Aim of the task:
Leave out the pictures and repeat the data exactly.

Material to process:
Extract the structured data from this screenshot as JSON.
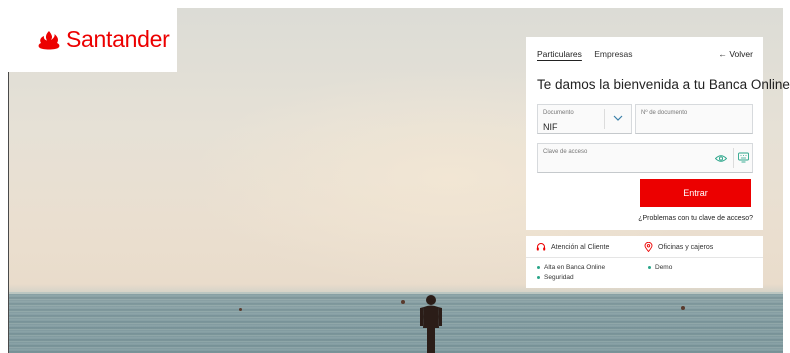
{
  "brand": {
    "name": "Santander",
    "color": "#ec0000"
  },
  "login": {
    "tabs": [
      {
        "label": "Particulares",
        "active": true
      },
      {
        "label": "Empresas",
        "active": false
      }
    ],
    "back_label": "← Volver",
    "title": "Te damos la bienvenida a tu Banca Online",
    "document_type": {
      "label": "Documento",
      "value": "NIF"
    },
    "document_number": {
      "label": "Nº de documento",
      "value": ""
    },
    "password": {
      "label": "Clave de acceso",
      "value": ""
    },
    "submit_label": "Entrar",
    "help_link": "¿Problemas con tu clave de acceso?"
  },
  "help": {
    "customer_service": "Atención al Cliente",
    "offices": "Oficinas y cajeros",
    "links": [
      "Alta en Banca Online",
      "Seguridad",
      "Demo"
    ],
    "accent_color": "#2aa58a"
  },
  "icons": [
    "santander-flame-icon",
    "chevron-down-icon",
    "eye-icon",
    "keyboard-icon",
    "headset-icon",
    "location-pin-icon"
  ]
}
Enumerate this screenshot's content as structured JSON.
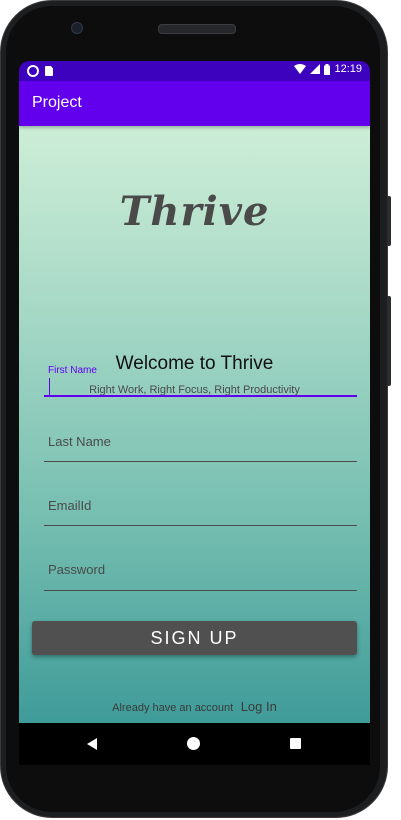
{
  "status_bar": {
    "time": "12:19",
    "icons": [
      "record-icon",
      "sd-card-icon",
      "wifi-icon",
      "signal-icon",
      "battery-icon"
    ]
  },
  "app_bar": {
    "title": "Project"
  },
  "logo": {
    "text": "Thrive"
  },
  "welcome": {
    "title": "Welcome to Thrive",
    "tagline": "Right Work, Right Focus, Right Productivity"
  },
  "form": {
    "first_name_label": "First Name",
    "last_name_placeholder": "Last Name",
    "email_placeholder": "EmailId",
    "password_placeholder": "Password",
    "signup_label": "SIGN UP"
  },
  "footer": {
    "prompt": "Already have an account",
    "login_label": "Log In"
  },
  "colors": {
    "status_bar": "#3c02bd",
    "app_bar": "#6200ee",
    "accent": "#6200ee",
    "button": "#505050"
  }
}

Exercise response:
Extract the structured data from this screenshot as JSON.
{
  "brand": {
    "name": "Santander",
    "color": "#ec0000"
  },
  "login": {
    "tabs": [
      {
        "label": "Particulares",
        "active": true
      },
      {
        "label": "Empresas",
        "active": false
      }
    ],
    "back_label": "← Volver",
    "title": "Te damos la bienvenida a tu Banca Online",
    "document_type": {
      "label": "Documento",
      "value": "NIF"
    },
    "document_number": {
      "label": "Nº de documento",
      "value": ""
    },
    "password": {
      "label": "Clave de acceso",
      "value": ""
    },
    "submit_label": "Entrar",
    "help_link": "¿Problemas con tu clave de acceso?"
  },
  "help": {
    "customer_service": "Atención al Cliente",
    "offices": "Oficinas y cajeros",
    "links": [
      "Alta en Banca Online",
      "Seguridad",
      "Demo"
    ],
    "accent_color": "#2aa58a"
  },
  "icons": [
    "santander-flame-icon",
    "chevron-down-icon",
    "eye-icon",
    "keyboard-icon",
    "headset-icon",
    "location-pin-icon"
  ]
}
Enumerate this screenshot's content as structured JSON.
{
  "status_bar": {
    "time": "12:19",
    "icons": [
      "record-icon",
      "sd-card-icon",
      "wifi-icon",
      "signal-icon",
      "battery-icon"
    ]
  },
  "app_bar": {
    "title": "Project"
  },
  "logo": {
    "text": "Thrive"
  },
  "welcome": {
    "title": "Welcome to Thrive",
    "tagline": "Right Work, Right Focus, Right Productivity"
  },
  "form": {
    "first_name_label": "First Name",
    "last_name_placeholder": "Last Name",
    "email_placeholder": "EmailId",
    "password_placeholder": "Password",
    "signup_label": "SIGN UP"
  },
  "footer": {
    "prompt": "Already have an account",
    "login_label": "Log In"
  },
  "colors": {
    "status_bar": "#3c02bd",
    "app_bar": "#6200ee",
    "accent": "#6200ee",
    "button": "#505050"
  }
}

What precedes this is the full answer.